Some of the main responsibilities of a trustee are:

  • Set and maintain vision, mission and values
  • Develop strategy and monitor implementation
  • Establish and monitor policies
  • Set up employment procedures (include volunteers)
  • Ensure accountability and compliance with the law
  • Maintain proper fiscal oversight
  • Select, manage and support the chief executive
  • Promote the organisation

Is the Treasurer role for you?

A key role in the effective governance of most charities is that of the Treasurer as an ‘office-holder’ among the charity trustees. Other Trustees look to the Treasurer to advise, guide and reassure them on all aspects of the charity’s financial management and reporting (internal and external), control systems, solvency, risk management and investments.

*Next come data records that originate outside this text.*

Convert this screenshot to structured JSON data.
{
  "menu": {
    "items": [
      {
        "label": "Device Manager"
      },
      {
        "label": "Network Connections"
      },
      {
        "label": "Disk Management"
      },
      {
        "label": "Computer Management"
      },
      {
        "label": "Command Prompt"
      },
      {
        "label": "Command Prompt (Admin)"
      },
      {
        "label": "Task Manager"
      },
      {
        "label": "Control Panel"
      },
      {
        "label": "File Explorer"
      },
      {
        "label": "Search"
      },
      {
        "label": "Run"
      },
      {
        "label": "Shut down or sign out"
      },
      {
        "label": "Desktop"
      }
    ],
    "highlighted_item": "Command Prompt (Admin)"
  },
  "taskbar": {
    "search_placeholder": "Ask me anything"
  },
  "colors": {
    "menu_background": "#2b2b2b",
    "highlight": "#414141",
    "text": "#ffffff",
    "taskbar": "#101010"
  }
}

The Treasurer’s role is an important one which is vital to the well being of any charity. It is also a very rewarding role which needs to be widely recognised and acknowledged.

 

Why do people become trustees/treasurers?

This should be a rewarding and enjoyable experience. It is a great way to be involved in a community or cause which matters to you. Trustees and Treasurers come from all walks of life and it can help you meet new people, change your community for the better, learn new skills or use your existing skills in a new context.

It is a great way to enhance your CV, have experience of strategy and management or find out more about the not-for-profit sector before making a career change.

Being a trustee puts you at the centre of the action for the organisation you are involved in. The more effective the board of trustees, the greater difference you and your organisation will make.

 

Who can be a charity trustee?

The Charity Commission provides guidance on who can be a trustee.

What skills do I need?

Some individual trustees will have specific professional or business skills. Others will bring 'soft' skills such as facilitating, team work, problem solving, or even building the social side of being on a board. Different experiences and perspectives are important and a board that also reflects the people and communities they service will help improve effectiveness.

So an effective board will need a range of skills, attributes and personal experience to enable it to work towards the aims and objectives of the voluntary organisation.

 

How much time will it take?

The time commitment will vary from one organisation to another and understanding the likely commitment will probably be part of the discussion you have when exploring a possible trusteeship.

 

What are my legal responsibilities as a trustee?

Being a trustee carries legal responsibilities which should be understood before taking up a position.
It is worth taking some time to understand these duties and to find out the specific situation at the organisation you are considering joining. If a charity is also a company limited by guarantee then the liabilities of a trustee, for example, are different.

Further information can be found from The Charity Commission website: Trustee Duties at a Glance.

 

Interested in volunteering?

Many charities need more trustees. If you are interested in becoming a trustee, it is very important that you find a charity which inspires you but also one which has a board who you feel you can work with.

 

How to find a suitable volunteering opportunity -

Due to the Coronavirus Pandemic, our drop-in, appointments and office are closed until further notice.

All our staff are still available and working from home. Please call 01604 637522 or email info@voluntaryimpact.org.uk we will be happy to help.